Check if Your Job Allows Remote Work: The first step is to see if your current job allows for remote work. Many companies are beginning to offer this option as more and more people are asking for it.

If your job doesn’t allow remote work, you can still pursue a nomadic lifestyle by finding a freelance or contract position that allows you to work from anywhere.

Save Up: One of the main hurdles for aspiring digital nomads is saving up enough money to cover their expenses.

This varies depending on your budget, but it’s a good idea to have at least three months of living expenses saved up before you make the jump.

Get Your Travel Gear Ready: Once you have your finances in order, it’s time to start packing! Make sure you have all the necessary gear for working remotely, such as a laptop, phone charger, and headphones.

Choose Your Destinations: Of course, the most exciting part is choosing where to go! You can start with a short-term trip and work your way up from there.

Or, you could jump right into long-term travel by planning out an entire year’s worth of destinations in advance.

Hit the Road: Once everything is ready, it’s time to hit the road! Enjoy your new nomadic lifestyle and make memories that will last a lifetime.

Final Thoughts

The digital nomad phenomenon is growing rapidly, and there are more and more people choosing to work remotely.

But it’s not for everyone. So ask yourself: am I ready to change my life and start living on my own terms? If so, then what are you waiting for?

Research your options. Get creative about how to make money from home or abroad.

And most importantly of all – have fun! This lifestyle choice is about adding happiness and fulfillment to your life.


About Emma Healey

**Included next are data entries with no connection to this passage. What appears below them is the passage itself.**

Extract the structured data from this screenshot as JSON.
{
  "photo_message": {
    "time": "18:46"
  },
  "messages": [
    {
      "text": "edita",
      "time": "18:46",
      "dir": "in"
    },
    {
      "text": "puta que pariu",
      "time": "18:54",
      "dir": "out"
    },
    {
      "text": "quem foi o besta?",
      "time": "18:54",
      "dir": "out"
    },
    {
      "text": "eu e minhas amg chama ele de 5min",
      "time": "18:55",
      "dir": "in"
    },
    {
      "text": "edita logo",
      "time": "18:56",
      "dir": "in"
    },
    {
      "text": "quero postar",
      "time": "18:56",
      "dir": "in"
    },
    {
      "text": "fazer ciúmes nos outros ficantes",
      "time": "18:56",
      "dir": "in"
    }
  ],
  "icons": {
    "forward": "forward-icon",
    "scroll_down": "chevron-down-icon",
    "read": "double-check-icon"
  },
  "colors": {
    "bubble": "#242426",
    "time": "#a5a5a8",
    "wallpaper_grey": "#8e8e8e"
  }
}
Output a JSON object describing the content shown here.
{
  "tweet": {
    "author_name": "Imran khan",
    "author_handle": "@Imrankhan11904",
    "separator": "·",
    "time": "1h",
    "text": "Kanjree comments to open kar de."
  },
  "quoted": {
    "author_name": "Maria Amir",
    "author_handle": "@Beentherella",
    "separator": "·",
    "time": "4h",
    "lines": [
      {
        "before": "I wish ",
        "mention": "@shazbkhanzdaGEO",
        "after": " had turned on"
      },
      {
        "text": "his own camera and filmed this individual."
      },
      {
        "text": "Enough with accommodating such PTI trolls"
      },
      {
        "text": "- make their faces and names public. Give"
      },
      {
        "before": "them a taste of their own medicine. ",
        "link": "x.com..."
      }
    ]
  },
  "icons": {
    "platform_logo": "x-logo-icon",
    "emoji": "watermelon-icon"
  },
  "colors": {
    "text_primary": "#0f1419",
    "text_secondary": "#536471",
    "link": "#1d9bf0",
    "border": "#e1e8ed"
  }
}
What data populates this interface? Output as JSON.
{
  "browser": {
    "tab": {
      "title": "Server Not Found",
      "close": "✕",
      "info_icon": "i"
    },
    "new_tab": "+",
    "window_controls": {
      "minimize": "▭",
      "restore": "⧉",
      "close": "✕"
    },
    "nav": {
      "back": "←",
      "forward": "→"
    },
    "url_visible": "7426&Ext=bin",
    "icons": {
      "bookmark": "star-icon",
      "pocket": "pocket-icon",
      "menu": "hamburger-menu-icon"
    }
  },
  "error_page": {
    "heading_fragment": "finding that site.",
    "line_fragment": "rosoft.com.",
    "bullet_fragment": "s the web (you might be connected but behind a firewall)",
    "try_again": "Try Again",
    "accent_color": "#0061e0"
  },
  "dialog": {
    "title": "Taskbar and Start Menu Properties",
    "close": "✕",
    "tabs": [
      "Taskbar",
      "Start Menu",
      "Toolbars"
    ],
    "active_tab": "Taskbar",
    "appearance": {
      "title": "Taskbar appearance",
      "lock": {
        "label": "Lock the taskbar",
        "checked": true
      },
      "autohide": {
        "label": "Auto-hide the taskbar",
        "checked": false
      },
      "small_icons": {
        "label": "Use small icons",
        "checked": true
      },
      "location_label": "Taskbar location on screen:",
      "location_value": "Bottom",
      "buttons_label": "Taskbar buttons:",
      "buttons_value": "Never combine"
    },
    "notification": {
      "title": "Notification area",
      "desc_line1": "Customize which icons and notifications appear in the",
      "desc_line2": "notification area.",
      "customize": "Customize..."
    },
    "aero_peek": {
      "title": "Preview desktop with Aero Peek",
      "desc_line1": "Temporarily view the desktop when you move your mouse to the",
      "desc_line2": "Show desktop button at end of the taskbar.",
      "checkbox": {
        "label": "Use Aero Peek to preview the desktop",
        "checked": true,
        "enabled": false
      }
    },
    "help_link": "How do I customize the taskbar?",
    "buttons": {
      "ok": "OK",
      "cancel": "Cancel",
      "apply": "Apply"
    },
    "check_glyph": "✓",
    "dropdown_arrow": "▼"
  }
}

Emma is a recognised family finance and budgeting expert and founder of Mum's Money. Her advice has been featured in Readers Digest, Yahoo Finance, Lifehacker, The Simple Dollar, MSN Money and more.